“Our hearts are broken for the families of those who lost their lives in this tragedy,” said Brian Rathgeb, Acting Deputy Superintendent of the NRP. “The dedicated men and women who responded to the collapse and played a role in rescue and recovery efforts are heroes. Every effort has been made to bring closure to the families and the Natural Resources Police is proud to have assisted with our fellow local, state and federal agencies.”

NRP patrol vessel alongside M/V Dali at the site of the Francis Scott Key Bridge collapse.

NRP patrol vessels enforce the safety zone around the perimeter of M/V Dali while also identifying and removing debris from the Patapsco River. Department of Natural Resources photo.

NRP officers were tasked with patrolling and enforcing a safety zone for all navigable waters of the Patapsco River within a 2,000-yard radius of the Key Bridge, ensuring a buffer zone for responding agencies to work safely around the scene of the collapse. Officers initially manned the safety zone 24 hours per day while also assisting in other vital operations including recovery and salvage operations as well as debris identification and retrieval.

NRP’s dive team and special operations division assisted Maryland State Police with rescue and recovery efforts. Dive teams deployed sonar units and submersible remotely operated vehicles (ROVs) to identify underwater structure and targets of interest.

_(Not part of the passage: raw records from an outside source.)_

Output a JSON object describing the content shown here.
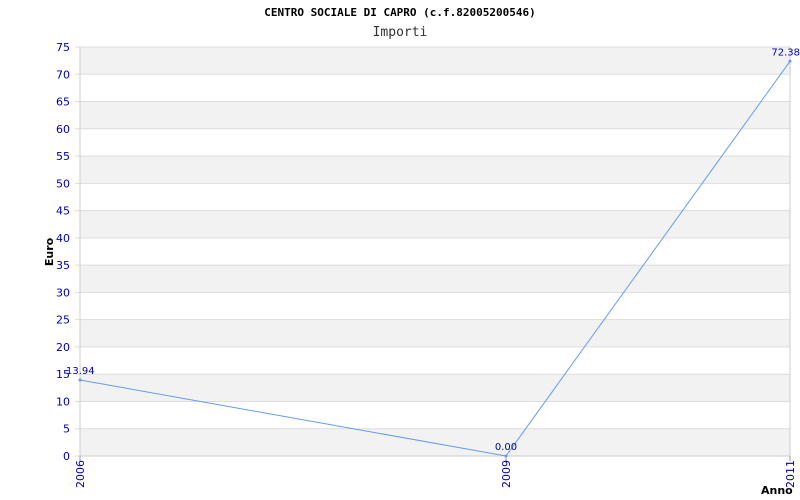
{
  "chart_data": {
    "type": "line",
    "title": "CENTRO SOCIALE DI CAPRO (c.f.82005200546)",
    "subtitle": "Importi",
    "xlabel": "Anno",
    "ylabel": "Euro",
    "categories": [
      "2006",
      "2009",
      "2011"
    ],
    "x": [
      2006,
      2009,
      2011
    ],
    "series": [
      {
        "values": [
          13.94,
          0.0,
          72.38
        ],
        "labels": [
          "13.94",
          "0.00",
          "72.38"
        ]
      }
    ],
    "ylim": [
      0,
      75
    ],
    "yticks": [
      0,
      5,
      10,
      15,
      20,
      25,
      30,
      35,
      40,
      45,
      50,
      55,
      60,
      65,
      70,
      75
    ],
    "grid": true,
    "colors": {
      "line": "#6699ee",
      "band": "#f2f2f2",
      "tick": "#0000aa",
      "grid": "#dddddd"
    }
  }
}
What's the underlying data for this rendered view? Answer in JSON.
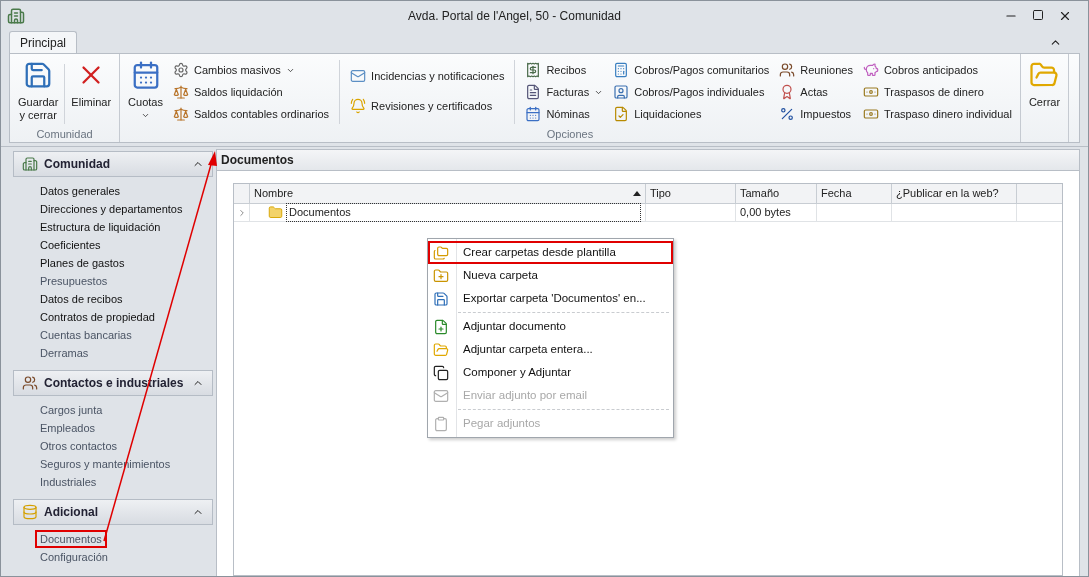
{
  "window": {
    "title": "Avda. Portal de l'Angel, 50 - Comunidad"
  },
  "ribbon": {
    "tabs": [
      {
        "label": "Principal",
        "selected": true
      }
    ],
    "groups": [
      {
        "label": "Comunidad",
        "large": [
          {
            "label": "Guardar\ny cerrar",
            "dropdown": false
          },
          {
            "label": "Eliminar",
            "dropdown": false
          }
        ]
      },
      {
        "label": "Opciones",
        "large": [
          {
            "label": "Cuotas",
            "dropdown": true
          }
        ],
        "columns": [
          [
            {
              "label": "Cambios masivos",
              "dropdown": true
            },
            {
              "label": "Saldos liquidación",
              "dropdown": false
            },
            {
              "label": "Saldos contables ordinarios",
              "dropdown": false
            }
          ],
          [
            {
              "label": "Incidencias y notificaciones",
              "dropdown": false
            },
            {
              "label": "Revisiones y certificados",
              "dropdown": false
            }
          ],
          [
            {
              "label": "Recibos",
              "dropdown": false
            },
            {
              "label": "Facturas",
              "dropdown": true
            },
            {
              "label": "Nóminas",
              "dropdown": false
            }
          ],
          [
            {
              "label": "Cobros/Pagos comunitarios",
              "dropdown": false
            },
            {
              "label": "Cobros/Pagos individuales",
              "dropdown": false
            },
            {
              "label": "Liquidaciones",
              "dropdown": false
            }
          ],
          [
            {
              "label": "Reuniones",
              "dropdown": false
            },
            {
              "label": "Actas",
              "dropdown": false
            },
            {
              "label": "Impuestos",
              "dropdown": false
            }
          ],
          [
            {
              "label": "Cobros anticipados",
              "dropdown": false
            },
            {
              "label": "Traspasos de dinero",
              "dropdown": false
            },
            {
              "label": "Traspaso dinero individual",
              "dropdown": false
            }
          ]
        ]
      },
      {
        "large": [
          {
            "label": "Cerrar",
            "dropdown": false
          }
        ]
      }
    ]
  },
  "sidebar": {
    "sections": [
      {
        "title": "Comunidad",
        "expanded": true,
        "items": [
          {
            "label": "Datos generales",
            "dimmed": false,
            "highlighted": false
          },
          {
            "label": "Direcciones y departamentos",
            "dimmed": false,
            "highlighted": false
          },
          {
            "label": "Estructura de liquidación",
            "dimmed": false,
            "highlighted": false
          },
          {
            "label": "Coeficientes",
            "dimmed": false,
            "highlighted": false
          },
          {
            "label": "Planes de gastos",
            "dimmed": false,
            "highlighted": false
          },
          {
            "label": "Presupuestos",
            "dimmed": true,
            "highlighted": false
          },
          {
            "label": "Datos de recibos",
            "dimmed": false,
            "highlighted": false
          },
          {
            "label": "Contratos de propiedad",
            "dimmed": false,
            "highlighted": false
          },
          {
            "label": "Cuentas bancarias",
            "dimmed": true,
            "highlighted": false
          },
          {
            "label": "Derramas",
            "dimmed": true,
            "highlighted": false
          }
        ]
      },
      {
        "title": "Contactos e industriales",
        "expanded": true,
        "items": [
          {
            "label": "Cargos junta",
            "dimmed": true,
            "highlighted": false
          },
          {
            "label": "Empleados",
            "dimmed": true,
            "highlighted": false
          },
          {
            "label": "Otros contactos",
            "dimmed": true,
            "highlighted": false
          },
          {
            "label": "Seguros y mantenimientos",
            "dimmed": true,
            "highlighted": false
          },
          {
            "label": "Industriales",
            "dimmed": true,
            "highlighted": false
          }
        ]
      },
      {
        "title": "Adicional",
        "expanded": true,
        "items": [
          {
            "label": "Documentos",
            "dimmed": true,
            "highlighted": true
          },
          {
            "label": "Configuración",
            "dimmed": true,
            "highlighted": false
          }
        ]
      }
    ]
  },
  "content": {
    "title": "Documentos",
    "table": {
      "columns": [
        {
          "label": "Nombre",
          "sorted": true
        },
        {
          "label": "Tipo",
          "sorted": false
        },
        {
          "label": "Tamaño",
          "sorted": false
        },
        {
          "label": "Fecha",
          "sorted": false
        },
        {
          "label": "¿Publicar en la web?",
          "sorted": false
        }
      ],
      "rows": [
        {
          "cells": [
            "Documentos",
            "",
            "0,00 bytes",
            "",
            ""
          ],
          "selected": true
        }
      ]
    }
  },
  "context_menu": {
    "items": [
      {
        "kind": "item",
        "label": "Crear carpetas desde plantilla",
        "disabled": false,
        "highlighted": true
      },
      {
        "kind": "item",
        "label": "Nueva carpeta",
        "disabled": false,
        "highlighted": false
      },
      {
        "kind": "item",
        "label": "Exportar carpeta 'Documentos' en...",
        "disabled": false,
        "highlighted": false
      },
      {
        "kind": "separator"
      },
      {
        "kind": "item",
        "label": "Adjuntar documento",
        "disabled": false,
        "highlighted": false
      },
      {
        "kind": "item",
        "label": "Adjuntar carpeta entera...",
        "disabled": false,
        "highlighted": false
      },
      {
        "kind": "item",
        "label": "Componer y Adjuntar",
        "disabled": false,
        "highlighted": false
      },
      {
        "kind": "item",
        "label": "Enviar adjunto por email",
        "disabled": true,
        "highlighted": false
      },
      {
        "kind": "separator"
      },
      {
        "kind": "item",
        "label": "Pegar adjuntos",
        "disabled": true,
        "highlighted": false
      }
    ]
  }
}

NRP’s dive team was critical in the recovery of the bodies of two construction workers who were found in a pickup truck days after the collapse., while additional assistance from Maryland Department of Natural Resources vessels supported multiple agencies’ dive and recovery operations.

Natural Resources Police conducts an aerial patrol above the Key Bridge collapse site.

Sgt. John Buchanan flies the NRP helicopter, Natural 1, over the Key Bridge collapse site. U.S. Coast Guard photo by Petty Officer 3rd Class Kimberly Reaves.

Aerial support was provided by Natural 1, NRP’s Airbus H125 helicopter. NRP was one of multiple agencies – including the Coast Guard, the Maryland State Police, and the Maryland National Guard – which deployed helicopters to aid in the rescue and recovery operations.

Non-NRP support was provided by DNR Hydrographic Operations boats: M/V A.V. Sandusky, M/V R.P. Gaudette, and M/V Worcester. The Sandusky – an 80-foot buoy tender with a shallow draft that’s often used for ice-breaking – served as a support platform for patrol vessels, providing food and bathroom opportunities for officers as well as a place to take shelter from the weather. The R.P. Gaudette – a 36-foot debris/buoy boat – worked as a platform for dive teams from multiple agencies to use underwater drones to search the wreckage. The Worcester assisted with personnel transport and acted as a supply vessel for patrolling officers.

DNR will continue to provide support as needed during the cleanup and eventual rebuilding of the bridge. NRP’s execution of its Emergency Operations Plan and partnerships with local, state, and federal agencies allowed the agency to assist Unified Command efforts at full strength. Specialized units including dive, aviation, and homeland security receive year-round training to stay prepared for disasters such as the Key Bridge collapse – and moving forward, NRP officers will build upon the invaluable experience working in this emergency.